Respond with nothing but the number of lines in this data that include the word "title".

### DATASET CONTENT

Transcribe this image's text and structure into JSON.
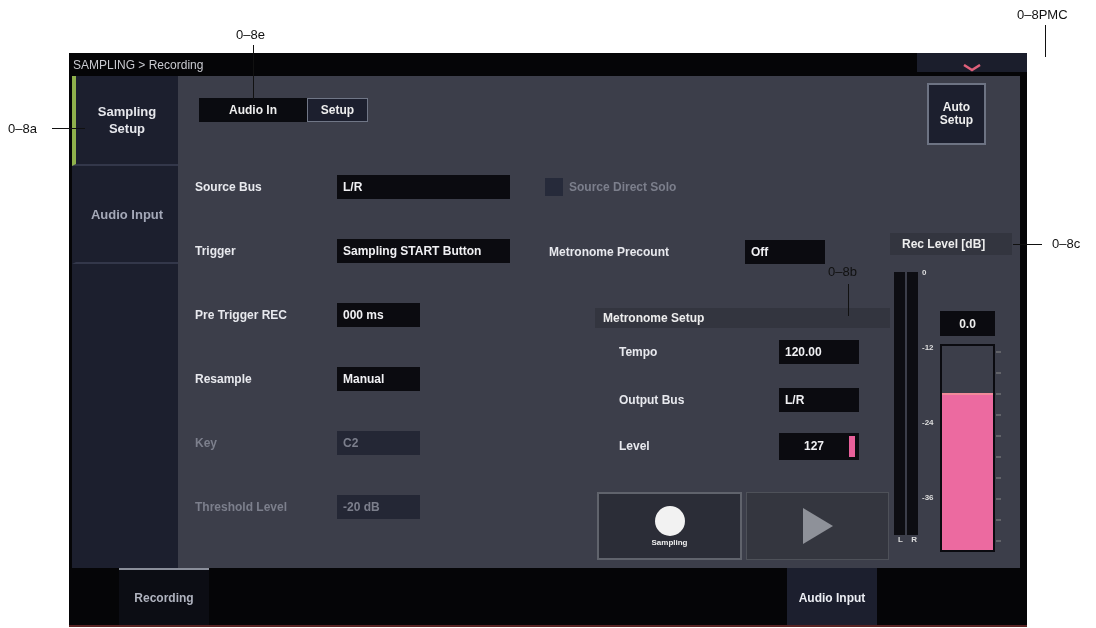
{
  "callouts": [
    {
      "label": "0–8e"
    },
    {
      "label": "0–8PMC"
    },
    {
      "label": "0–8a"
    },
    {
      "label": "0–8c"
    },
    {
      "label": "0–8b"
    }
  ],
  "header": {
    "breadcrumb": "SAMPLING > Recording"
  },
  "sidebar": {
    "items": [
      {
        "label": "Sampling Setup",
        "selected": true
      },
      {
        "label": "Audio Input",
        "selected": false
      }
    ]
  },
  "section": {
    "title": "Audio In",
    "button": "Setup"
  },
  "auto_setup": "Auto Setup",
  "fields": [
    {
      "label": "Source Bus",
      "value": "L/R",
      "disabled": false
    },
    {
      "label": "Trigger",
      "value": "Sampling START Button",
      "disabled": false
    },
    {
      "label": "Pre Trigger REC",
      "value": "000 ms",
      "disabled": false
    },
    {
      "label": "Resample",
      "value": "Manual",
      "disabled": false
    },
    {
      "label": "Key",
      "value": "C2",
      "disabled": true
    },
    {
      "label": "Threshold Level",
      "value": "-20 dB",
      "disabled": true
    }
  ],
  "source_direct_solo": {
    "label": "Source Direct Solo",
    "checked": false,
    "disabled": true
  },
  "metronome_precount": {
    "label": "Metronome Precount",
    "value": "Off"
  },
  "metronome_setup": {
    "title": "Metronome Setup",
    "fields": [
      {
        "kind": "text",
        "label": "Tempo",
        "value": "120.00"
      },
      {
        "kind": "text",
        "label": "Output Bus",
        "value": "L/R"
      },
      {
        "kind": "level",
        "label": "Level",
        "value": "127",
        "level": 1.0
      }
    ]
  },
  "transport": {
    "record_label": "Sampling"
  },
  "rec_level": {
    "title": "Rec Level [dB]",
    "scale": [
      "0",
      "-12",
      "-24",
      "-36"
    ],
    "meter_labels": [
      "L",
      "R"
    ],
    "value": "0.0",
    "level": 0.77
  },
  "bottom_tabs": [
    {
      "label": "Recording",
      "selected": true
    },
    {
      "label": "Audio Input",
      "selected": false
    }
  ]
}
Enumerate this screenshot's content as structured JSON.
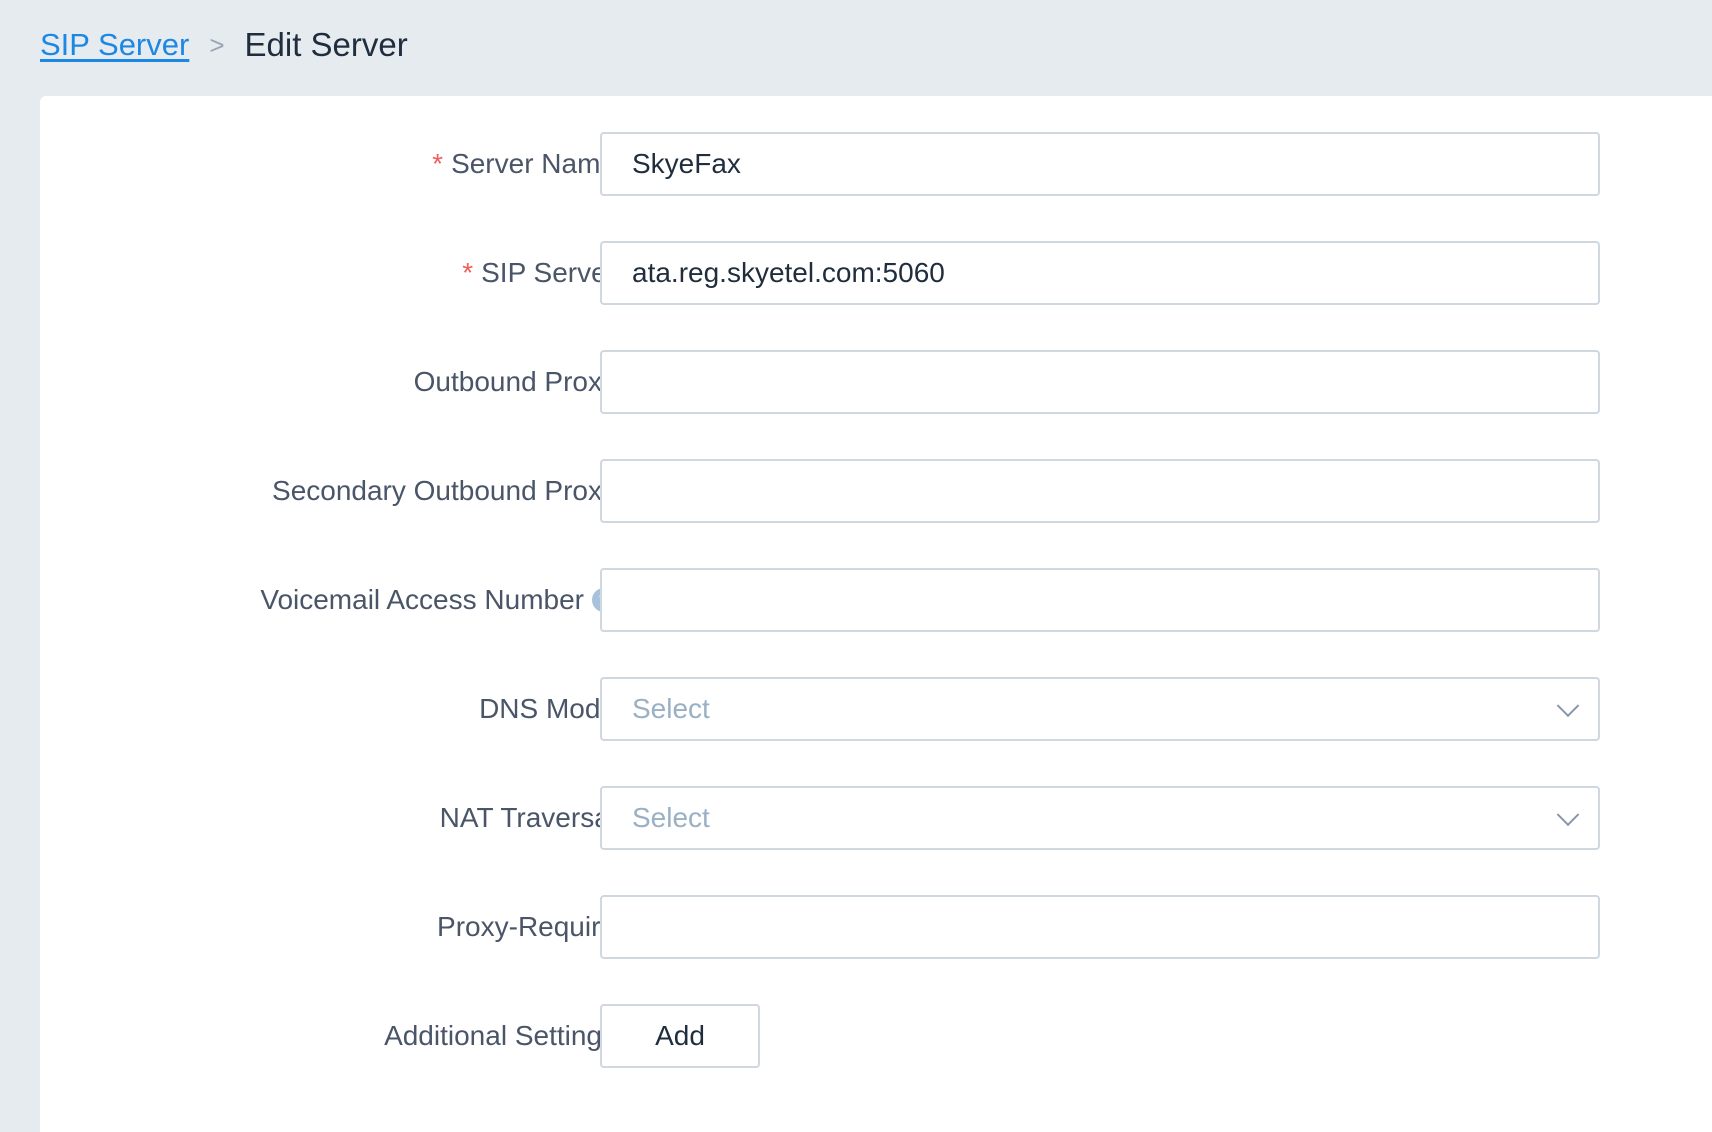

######

> PROBLEM SOLUTION
3